### INPUT DATA ###

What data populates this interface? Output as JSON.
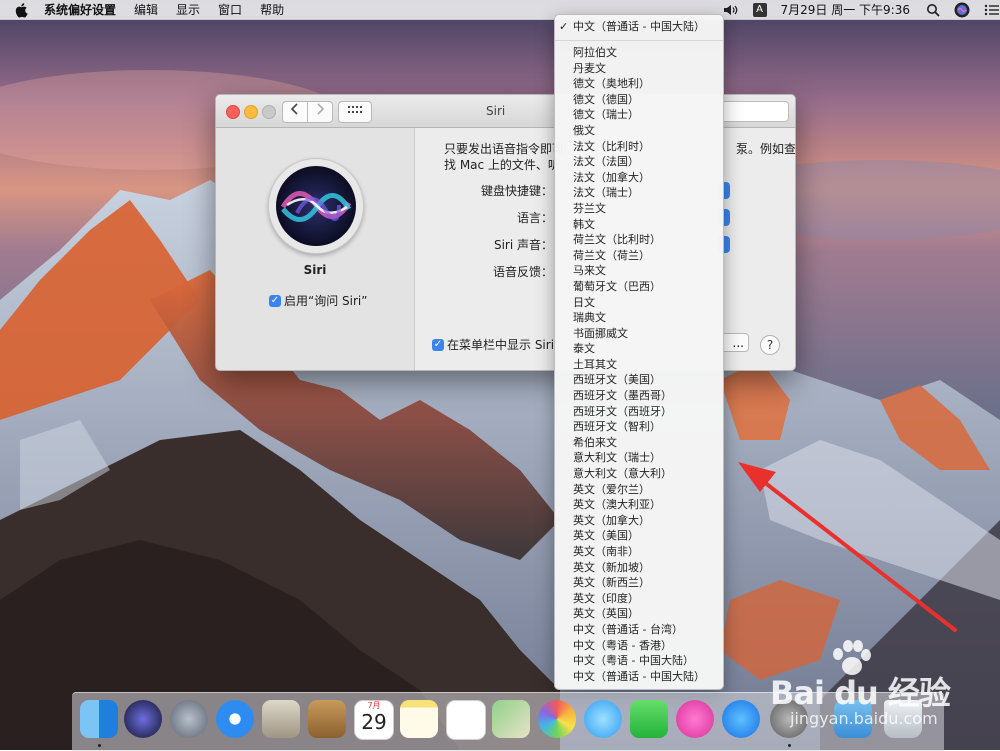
{
  "menubar": {
    "app_name": "系统偏好设置",
    "items": [
      "编辑",
      "显示",
      "窗口",
      "帮助"
    ],
    "input_source": "A",
    "clock": "7月29日 周一 下午9:36"
  },
  "window": {
    "title": "Siri",
    "siri_name": "Siri",
    "enable_label": "启用“询问 Siri”",
    "description_line1": "只要发出语音指令即可",
    "description_line1_end": "泵。例如查",
    "description_line2": "找 Mac 上的文件、听",
    "labels": {
      "shortcut": "键盘快捷键：",
      "language": "语言：",
      "voice": "Siri 声音：",
      "feedback": "语音反馈："
    },
    "menubar_checkbox_label": "在菜单栏中显示 Siri",
    "about_button": "...",
    "help_button": "?"
  },
  "language_menu": {
    "selected_check": "✓",
    "selected": "中文（普通话 - 中国大陆）",
    "options": [
      "阿拉伯文",
      "丹麦文",
      "德文（奥地利）",
      "德文（德国）",
      "德文（瑞士）",
      "俄文",
      "法文（比利时）",
      "法文（法国）",
      "法文（加拿大）",
      "法文（瑞士）",
      "芬兰文",
      "韩文",
      "荷兰文（比利时）",
      "荷兰文（荷兰）",
      "马来文",
      "葡萄牙文（巴西）",
      "日文",
      "瑞典文",
      "书面挪威文",
      "泰文",
      "土耳其文",
      "西班牙文（美国）",
      "西班牙文（墨西哥）",
      "西班牙文（西班牙）",
      "西班牙文（智利）",
      "希伯来文",
      "意大利文（瑞士）",
      "意大利文（意大利）",
      "英文（爱尔兰）",
      "英文（澳大利亚）",
      "英文（加拿大）",
      "英文（美国）",
      "英文（南非）",
      "英文（新加坡）",
      "英文（新西兰）",
      "英文（印度）",
      "英文（英国）",
      "中文（普通话 - 台湾）",
      "中文（粤语 - 香港）",
      "中文（粤语 - 中国大陆）",
      "中文（普通话 - 中国大陆）"
    ]
  },
  "dock": {
    "calendar_month": "7月",
    "calendar_day": "29"
  },
  "watermark": {
    "brand": "Bai du 经验",
    "url": "jingyan.baidu.com"
  }
}
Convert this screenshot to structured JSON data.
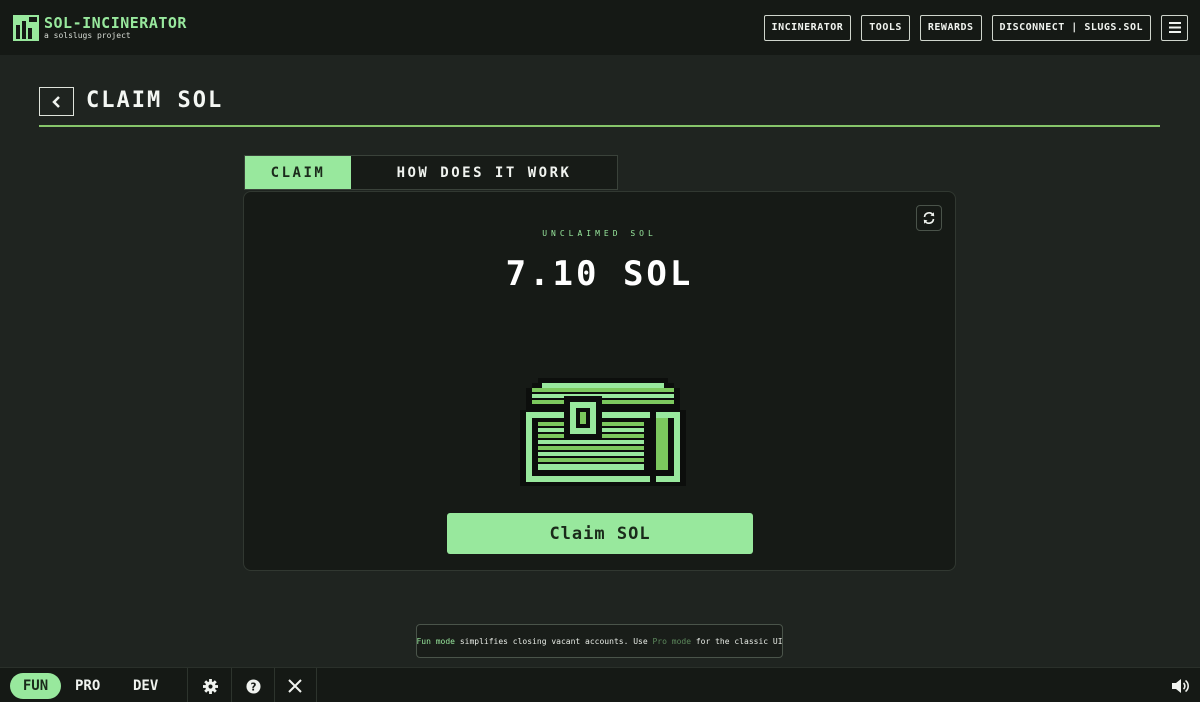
{
  "header": {
    "brand_title": "SOL-INCINERATOR",
    "brand_subtitle": "a solslugs project",
    "nav": [
      {
        "label": "INCINERATOR"
      },
      {
        "label": "TOOLS"
      },
      {
        "label": "REWARDS"
      },
      {
        "label": "DISCONNECT | SLUGS.SOL"
      }
    ],
    "menu_icon": "hamburger-icon"
  },
  "page": {
    "title": "CLAIM SOL",
    "back_icon": "chevron-left-icon"
  },
  "tabs": [
    {
      "label": "CLAIM",
      "active": true
    },
    {
      "label": "HOW DOES IT WORK",
      "active": false
    }
  ],
  "card": {
    "label": "UNCLAIMED SOL",
    "amount": "7.10 SOL",
    "refresh_icon": "refresh-icon",
    "illustration": "treasure-chest",
    "button_label": "Claim SOL"
  },
  "notice": {
    "fun": "Fun mode",
    "text1": " simplifies closing vacant accounts. Use ",
    "pro": "Pro mode",
    "text2": " for the classic UI"
  },
  "footer": {
    "modes": [
      {
        "label": "FUN",
        "active": true
      },
      {
        "label": "PRO",
        "active": false
      },
      {
        "label": "DEV",
        "active": false
      }
    ],
    "icons": [
      "gear-icon",
      "help-icon",
      "x-logo-icon",
      "speaker-icon"
    ]
  },
  "colors": {
    "accent": "#98e89d",
    "background": "#1f2420",
    "panel": "#161a16",
    "rule": "#86c56a"
  }
}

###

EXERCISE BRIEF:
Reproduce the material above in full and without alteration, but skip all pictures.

RESPONSE BOX:
What data populates this interface? Output as JSON.
{
  "menubar": {
    "app_name": "系统偏好设置",
    "items": [
      "编辑",
      "显示",
      "窗口",
      "帮助"
    ],
    "input_source": "A",
    "clock": "7月29日 周一 下午9:36"
  },
  "window": {
    "title": "Siri",
    "siri_name": "Siri",
    "enable_label": "启用“询问 Siri”",
    "description_line1": "只要发出语音指令即可",
    "description_line1_end": "泵。例如查",
    "description_line2": "找 Mac 上的文件、听",
    "labels": {
      "shortcut": "键盘快捷键：",
      "language": "语言：",
      "voice": "Siri 声音：",
      "feedback": "语音反馈："
    },
    "menubar_checkbox_label": "在菜单栏中显示 Siri",
    "about_button": "...",
    "help_button": "?"
  },
  "language_menu": {
    "selected_check": "✓",
    "selected": "中文（普通话 - 中国大陆）",
    "options": [
      "阿拉伯文",
      "丹麦文",
      "德文（奥地利）",
      "德文（德国）",
      "德文（瑞士）",
      "俄文",
      "法文（比利时）",
      "法文（法国）",
      "法文（加拿大）",
      "法文（瑞士）",
      "芬兰文",
      "韩文",
      "荷兰文（比利时）",
      "荷兰文（荷兰）",
      "马来文",
      "葡萄牙文（巴西）",
      "日文",
      "瑞典文",
      "书面挪威文",
      "泰文",
      "土耳其文",
      "西班牙文（美国）",
      "西班牙文（墨西哥）",
      "西班牙文（西班牙）",
      "西班牙文（智利）",
      "希伯来文",
      "意大利文（瑞士）",
      "意大利文（意大利）",
      "英文（爱尔兰）",
      "英文（澳大利亚）",
      "英文（加拿大）",
      "英文（美国）",
      "英文（南非）",
      "英文（新加坡）",
      "英文（新西兰）",
      "英文（印度）",
      "英文（英国）",
      "中文（普通话 - 台湾）",
      "中文（粤语 - 香港）",
      "中文（粤语 - 中国大陆）",
      "中文（普通话 - 中国大陆）"
    ]
  },
  "dock": {
    "calendar_month": "7月",
    "calendar_day": "29"
  },
  "watermark": {
    "brand": "Bai du 经验",
    "url": "jingyan.baidu.com"
  }
}
Convert this screenshot to structured JSON data.
{
  "header": {
    "brand_title": "SOL-INCINERATOR",
    "brand_subtitle": "a solslugs project",
    "nav": [
      {
        "label": "INCINERATOR"
      },
      {
        "label": "TOOLS"
      },
      {
        "label": "REWARDS"
      },
      {
        "label": "DISCONNECT | SLUGS.SOL"
      }
    ],
    "menu_icon": "hamburger-icon"
  },
  "page": {
    "title": "CLAIM SOL",
    "back_icon": "chevron-left-icon"
  },
  "tabs": [
    {
      "label": "CLAIM",
      "active": true
    },
    {
      "label": "HOW DOES IT WORK",
      "active": false
    }
  ],
  "card": {
    "label": "UNCLAIMED SOL",
    "amount": "7.10 SOL",
    "refresh_icon": "refresh-icon",
    "illustration": "treasure-chest",
    "button_label": "Claim SOL"
  },
  "notice": {
    "fun": "Fun mode",
    "text1": " simplifies closing vacant accounts. Use ",
    "pro": "Pro mode",
    "text2": " for the classic UI"
  },
  "footer": {
    "modes": [
      {
        "label": "FUN",
        "active": true
      },
      {
        "label": "PRO",
        "active": false
      },
      {
        "label": "DEV",
        "active": false
      }
    ],
    "icons": [
      "gear-icon",
      "help-icon",
      "x-logo-icon",
      "speaker-icon"
    ]
  },
  "colors": {
    "accent": "#98e89d",
    "background": "#1f2420",
    "panel": "#161a16",
    "rule": "#86c56a"
  }
}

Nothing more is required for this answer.